Antipsychotic medication for psychosis and schizophrenia
Strong evidence – there is lots of high-quality evidence that some young people find this treatment option helpful.
Antipsychotic medication can help to reduce your positive symptoms (e.g. hallucinations or delusions), reduce anxiety and agitation and reduce your negative symptoms (e.g. feeling unmotivated or withdrawn). Antipsychotic medication is the main treatment for schizophrenia, and it is unlikely that you will recover without it.
There are different types of antipsychotic medication. Some antipsychotic medications can work better for some people than others, and they all have slightly different side-effects. Antipsychotic medication for young people is usually prescribed or overseen by a consultant child and adolescent psychiatrist.
If you are prescribed an antipsychotic medication this will usually be at the lowest dose possible, to balance the positive effects of the medication with any side-effects. Sometimes, if an antipsychotic medication doesn’t suit you (e.g. because of side-effects or it doesn’t help with your symptoms), your psychiatrist will suggest that you try a different antipsychotic medication.
Antipsychotic medications are sometimes called ‘typical’ or ‘atypical’, and the difference is related to how they work in the body. The side-effects of antipsychotic medication can be different for each type, with ‘atypical’ antipsychotic medication usually recommended to help with psychosis for young people.
Commonly used antipsychotic medications include aripiprazole, olanzapine and risperidone.

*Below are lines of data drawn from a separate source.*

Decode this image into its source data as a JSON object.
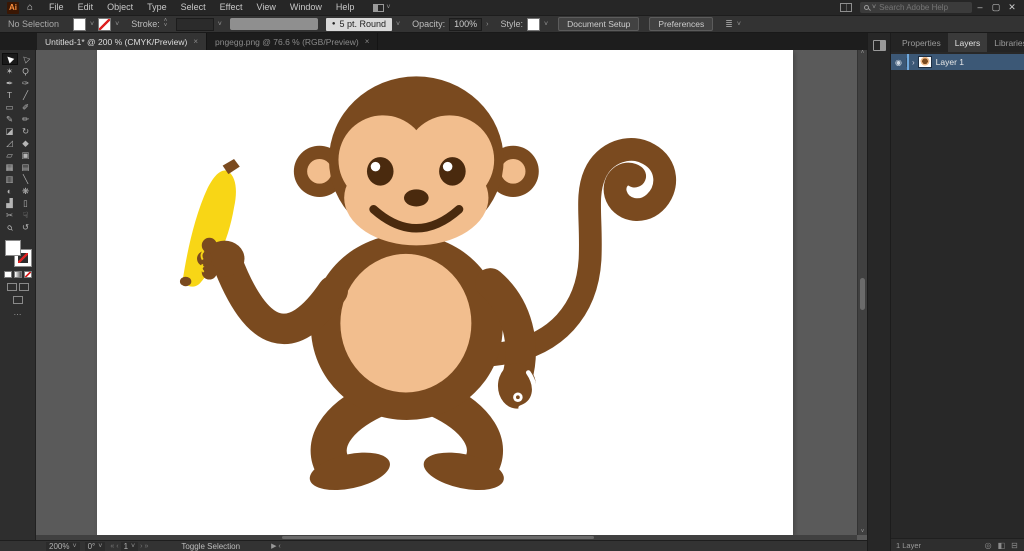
{
  "icons": {
    "chevron_down": "˅",
    "chevron_up": "˄",
    "chevron_right": "›",
    "bullet": "●",
    "menu_hamburger": "≡",
    "ellipsis": "⋯",
    "eye": "◉",
    "target": "○",
    "close_x": "✕",
    "minimize": "–",
    "restore": "▢",
    "tab_close": "×",
    "home": "⌂",
    "options": "≣"
  },
  "menu_bar": {
    "logo": "Ai",
    "menus": [
      {
        "name": "menu-file",
        "label": "File"
      },
      {
        "name": "menu-edit",
        "label": "Edit"
      },
      {
        "name": "menu-object",
        "label": "Object"
      },
      {
        "name": "menu-type",
        "label": "Type"
      },
      {
        "name": "menu-select",
        "label": "Select"
      },
      {
        "name": "menu-effect",
        "label": "Effect"
      },
      {
        "name": "menu-view",
        "label": "View"
      },
      {
        "name": "menu-window",
        "label": "Window"
      },
      {
        "name": "menu-help",
        "label": "Help"
      }
    ],
    "search_placeholder": "Search Adobe Help"
  },
  "control_bar": {
    "selection_status": "No Selection",
    "stroke_label": "Stroke:",
    "brush_name": "5 pt. Round",
    "opacity_label": "Opacity:",
    "opacity_value": "100%",
    "style_label": "Style:",
    "document_setup": "Document Setup",
    "preferences": "Preferences"
  },
  "document_tabs": [
    {
      "label": "Untitled-1* @ 200 % (CMYK/Preview)",
      "active": true
    },
    {
      "label": "pngegg.png @ 76.6 % (RGB/Preview)",
      "active": false
    }
  ],
  "toolbar": {
    "tools": [
      {
        "name": "selection-tool",
        "glyph": "▶",
        "rot": -135,
        "active": true
      },
      {
        "name": "direct-selection-tool",
        "glyph": "▷",
        "rot": -135
      },
      {
        "name": "magic-wand-tool",
        "glyph": "✶"
      },
      {
        "name": "lasso-tool",
        "glyph": "Ϙ"
      },
      {
        "name": "pen-tool",
        "glyph": "✒"
      },
      {
        "name": "curvature-tool",
        "glyph": "✑"
      },
      {
        "name": "type-tool",
        "glyph": "T"
      },
      {
        "name": "line-segment-tool",
        "glyph": "╱"
      },
      {
        "name": "rectangle-tool",
        "glyph": "▭"
      },
      {
        "name": "paintbrush-tool",
        "glyph": "✐"
      },
      {
        "name": "pencil-tool",
        "glyph": "✎"
      },
      {
        "name": "shaper-tool",
        "glyph": "✏"
      },
      {
        "name": "eraser-tool",
        "glyph": "◪"
      },
      {
        "name": "rotate-tool",
        "glyph": "↻"
      },
      {
        "name": "scale-tool",
        "glyph": "◿"
      },
      {
        "name": "width-tool",
        "glyph": "◆"
      },
      {
        "name": "free-transform-tool",
        "glyph": "▱"
      },
      {
        "name": "shape-builder-tool",
        "glyph": "▣"
      },
      {
        "name": "perspective-grid-tool",
        "glyph": "▦"
      },
      {
        "name": "mesh-tool",
        "glyph": "▤"
      },
      {
        "name": "gradient-tool",
        "glyph": "▥"
      },
      {
        "name": "eyedropper-tool",
        "glyph": "╲"
      },
      {
        "name": "blend-tool",
        "glyph": "◐"
      },
      {
        "name": "symbol-sprayer-tool",
        "glyph": "❋"
      },
      {
        "name": "column-graph-tool",
        "glyph": "▟"
      },
      {
        "name": "artboard-tool",
        "glyph": "▯"
      },
      {
        "name": "slice-tool",
        "glyph": "✂"
      },
      {
        "name": "hand-tool",
        "glyph": "☟"
      },
      {
        "name": "zoom-tool",
        "glyph": "ϙ",
        "rot": -45
      },
      {
        "name": "rotate-view-tool",
        "glyph": "↺"
      }
    ]
  },
  "right_panel": {
    "tabs": {
      "properties": "Properties",
      "layers": "Layers",
      "libraries": "Libraries"
    },
    "layer": {
      "name": "Layer 1",
      "expand": "›"
    },
    "footer": {
      "count": "1 Layer"
    },
    "footer_icons": [
      {
        "name": "locate-object-icon",
        "glyph": "◎"
      },
      {
        "name": "make-mask-icon",
        "glyph": "◧"
      },
      {
        "name": "new-sublayer-icon",
        "glyph": "⊟"
      },
      {
        "name": "new-layer-icon",
        "glyph": "⊞"
      },
      {
        "name": "delete-layer-icon",
        "glyph": "▭"
      }
    ]
  },
  "status_bar": {
    "zoom": "200%",
    "rotation": "0°",
    "artboard_number": "1",
    "nav": {
      "first": "«",
      "prev": "‹",
      "next": "›",
      "last": "»"
    },
    "message": "Toggle Selection",
    "side_icons": "▶ ‹"
  },
  "artwork": {
    "description": "Cartoon monkey holding a banana",
    "colors": {
      "body": "#7A4A1F",
      "face": "#F2BE8E",
      "features": "#4A2A0E",
      "banana": "#F8D616",
      "canvas": "#FFFFFF"
    }
  }
}
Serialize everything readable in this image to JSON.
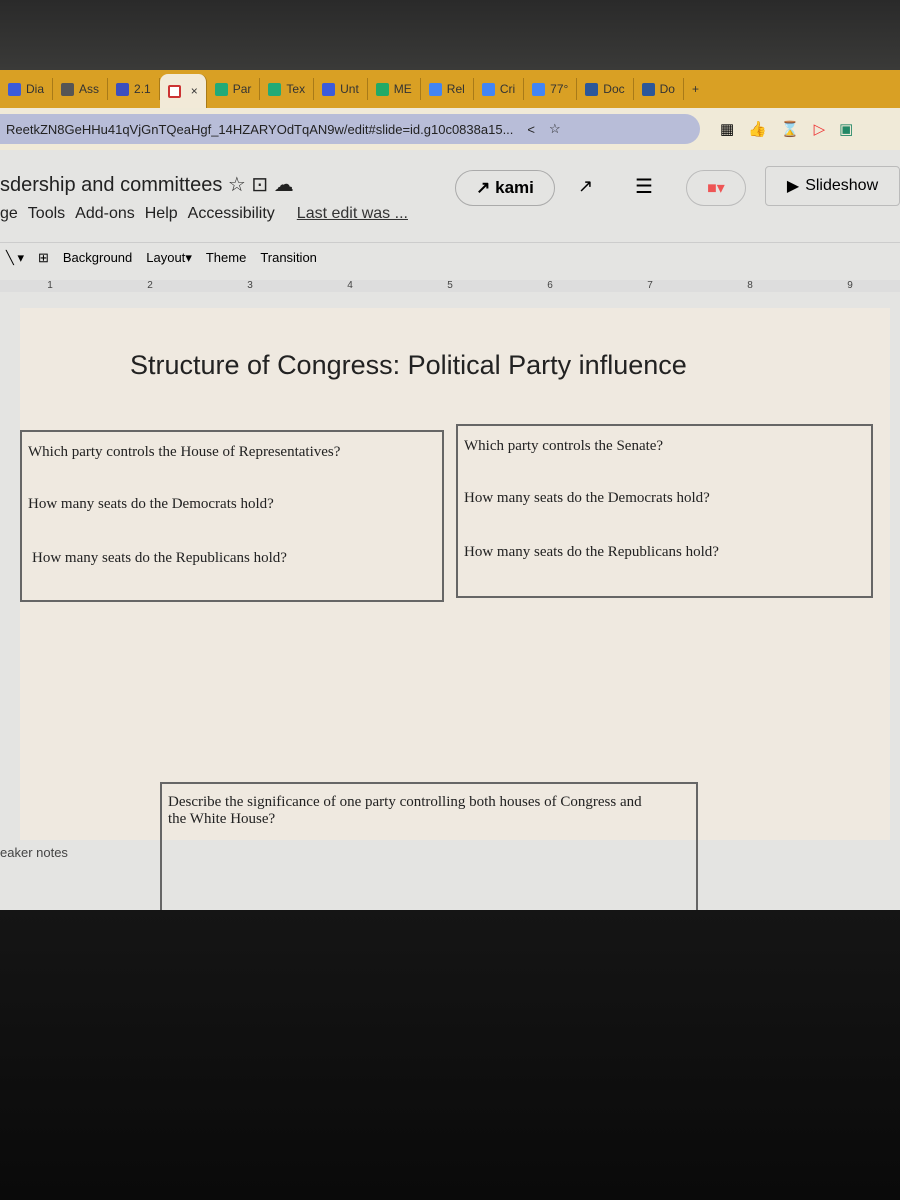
{
  "browser": {
    "tabs": [
      {
        "label": "Dia",
        "color": "#3b5bdb"
      },
      {
        "label": "Ass",
        "color": "#555"
      },
      {
        "label": "2.1",
        "color": "#3b4fbf"
      },
      {
        "label": "",
        "color": "#c33",
        "active": true
      },
      {
        "label": "Par",
        "color": "#2a7"
      },
      {
        "label": "Tex",
        "color": "#2a7"
      },
      {
        "label": "Unt",
        "color": "#3b5bdb"
      },
      {
        "label": "ME",
        "color": "#2a6"
      },
      {
        "label": "Rel",
        "color": "#4285f4"
      },
      {
        "label": "Cri",
        "color": "#4285f4"
      },
      {
        "label": "77°",
        "color": "#4285f4"
      },
      {
        "label": "Doc",
        "color": "#2b579a"
      },
      {
        "label": "Do",
        "color": "#2b579a"
      }
    ],
    "close": "×",
    "new_tab": "+",
    "url": "ReetkZN8GeHHu41qVjGnTQeaHgf_14HZARYOdTqAN9w/edit#slide=id.g10c0838a15...",
    "share": "<",
    "star": "☆"
  },
  "doc": {
    "title": "sdership and committees",
    "menu": [
      "ge",
      "Tools",
      "Add-ons",
      "Help",
      "Accessibility"
    ],
    "last_edit": "Last edit was ...",
    "kami": "kami",
    "slideshow": "Slideshow"
  },
  "toolbar": [
    "Background",
    "Layout",
    "Theme",
    "Transition"
  ],
  "ruler": [
    "1",
    "2",
    "3",
    "4",
    "5",
    "6",
    "7",
    "8",
    "9"
  ],
  "slide": {
    "title": "Structure of Congress: Political Party influence",
    "house": [
      "Which party controls the House of Representatives?",
      "How many seats do the Democrats hold?",
      "How many seats do the Republicans hold?"
    ],
    "senate": [
      "Which party controls the Senate?",
      "How many seats do the Democrats hold?",
      "How many seats do the Republicans hold?"
    ],
    "describe": "Describe the significance of one party controlling both houses of Congress and the White House?"
  },
  "notes": "eaker notes"
}
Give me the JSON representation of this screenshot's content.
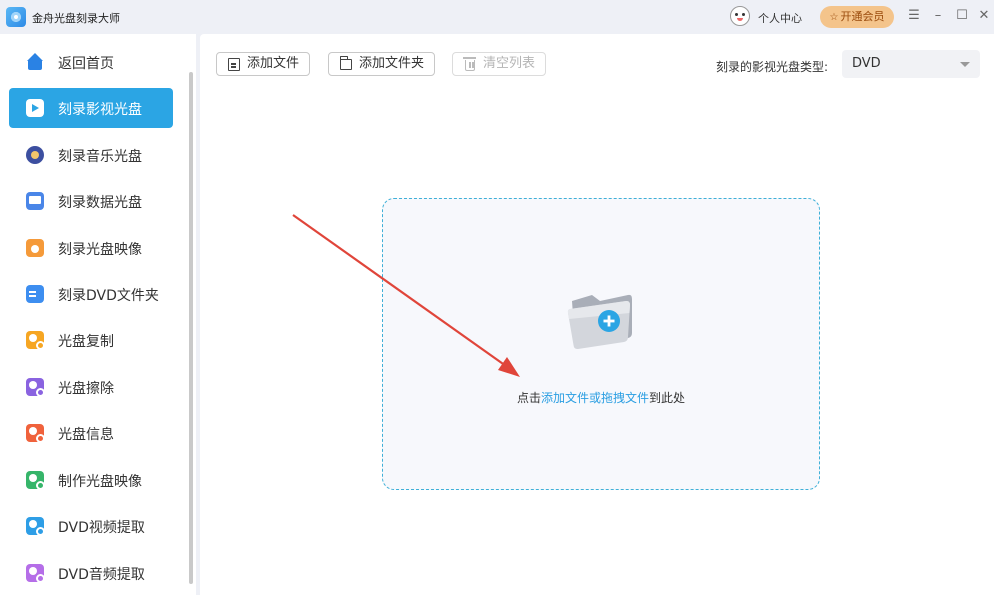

Treatments outlined on these webpages may not be available in every local area. It’s important that you discuss with your GP or mental health professional the treatment options available to you. You can also search for services near you on our Youth Wellbeing Directory and find out more about referral processes here.